So many variables and finding the sweetspot has to do with how she was set up unless you have a variable pitch
prop. As stated in a different language
, diesels burn about .45 lbs per hp/hr (varying some) used. Fixed propellers can only give max power and max speed for one rpm
. for the given application. However, as pointed out above, the faster you go, the more friction is being faught by engine and boat. Then there are other efficiencies having to do with rpms that the engine was designed for. And of course limitations on hull
speeds, speed/length, wave period. In the example above, jrd22 is using about 15 hp.(at .45lbs/hp and a 1gph burn) Acording to my book and if he is set up efficiently, he is about 35 foot waterline at a little over 10 T. If that's the case, at 20 hp used he will get a little over 7 kts and only 8 kts at 35 hp used and I would imagine the numbers would be lower because he probably doesn't have a variable pitch
prop of course...

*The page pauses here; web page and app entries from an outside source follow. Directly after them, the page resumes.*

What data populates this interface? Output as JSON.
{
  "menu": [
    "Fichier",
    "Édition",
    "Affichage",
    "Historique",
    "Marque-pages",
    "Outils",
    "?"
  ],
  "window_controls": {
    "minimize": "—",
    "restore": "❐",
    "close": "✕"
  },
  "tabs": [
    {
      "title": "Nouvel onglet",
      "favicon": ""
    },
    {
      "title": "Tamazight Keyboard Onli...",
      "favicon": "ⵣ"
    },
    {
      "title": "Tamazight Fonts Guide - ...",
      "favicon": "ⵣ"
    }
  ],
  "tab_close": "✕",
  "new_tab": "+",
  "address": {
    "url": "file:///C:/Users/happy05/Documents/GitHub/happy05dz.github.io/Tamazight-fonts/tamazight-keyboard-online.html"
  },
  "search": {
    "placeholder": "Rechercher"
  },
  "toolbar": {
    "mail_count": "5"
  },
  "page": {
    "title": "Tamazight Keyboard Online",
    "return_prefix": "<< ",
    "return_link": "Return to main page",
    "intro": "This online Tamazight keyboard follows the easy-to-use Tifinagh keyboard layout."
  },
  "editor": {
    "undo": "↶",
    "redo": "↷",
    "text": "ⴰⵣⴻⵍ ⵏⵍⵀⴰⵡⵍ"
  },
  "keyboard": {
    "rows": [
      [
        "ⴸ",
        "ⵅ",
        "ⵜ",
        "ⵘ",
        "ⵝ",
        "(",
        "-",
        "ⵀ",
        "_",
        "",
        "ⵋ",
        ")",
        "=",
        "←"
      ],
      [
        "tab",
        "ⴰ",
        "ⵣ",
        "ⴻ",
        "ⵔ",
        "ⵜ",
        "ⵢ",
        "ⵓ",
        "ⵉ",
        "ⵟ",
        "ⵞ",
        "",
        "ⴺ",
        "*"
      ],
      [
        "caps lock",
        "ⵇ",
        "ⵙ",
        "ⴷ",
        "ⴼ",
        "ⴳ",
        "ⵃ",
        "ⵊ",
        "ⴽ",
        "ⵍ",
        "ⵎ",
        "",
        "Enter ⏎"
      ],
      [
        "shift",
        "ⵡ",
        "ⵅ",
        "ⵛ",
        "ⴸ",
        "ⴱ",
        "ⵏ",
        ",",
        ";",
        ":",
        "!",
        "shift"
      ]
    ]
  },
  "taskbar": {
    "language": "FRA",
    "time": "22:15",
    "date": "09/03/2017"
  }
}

But, the basic idea for fuel economy that you have some real control over is speed. The slower you go, the better you'll do. Just keep her in the operating range specified by the engine manufacturer for the pitch prop you have for the boat. Unloaded and low engine speed can cause "slobber" and premature cyl wear as well as carbon buildup.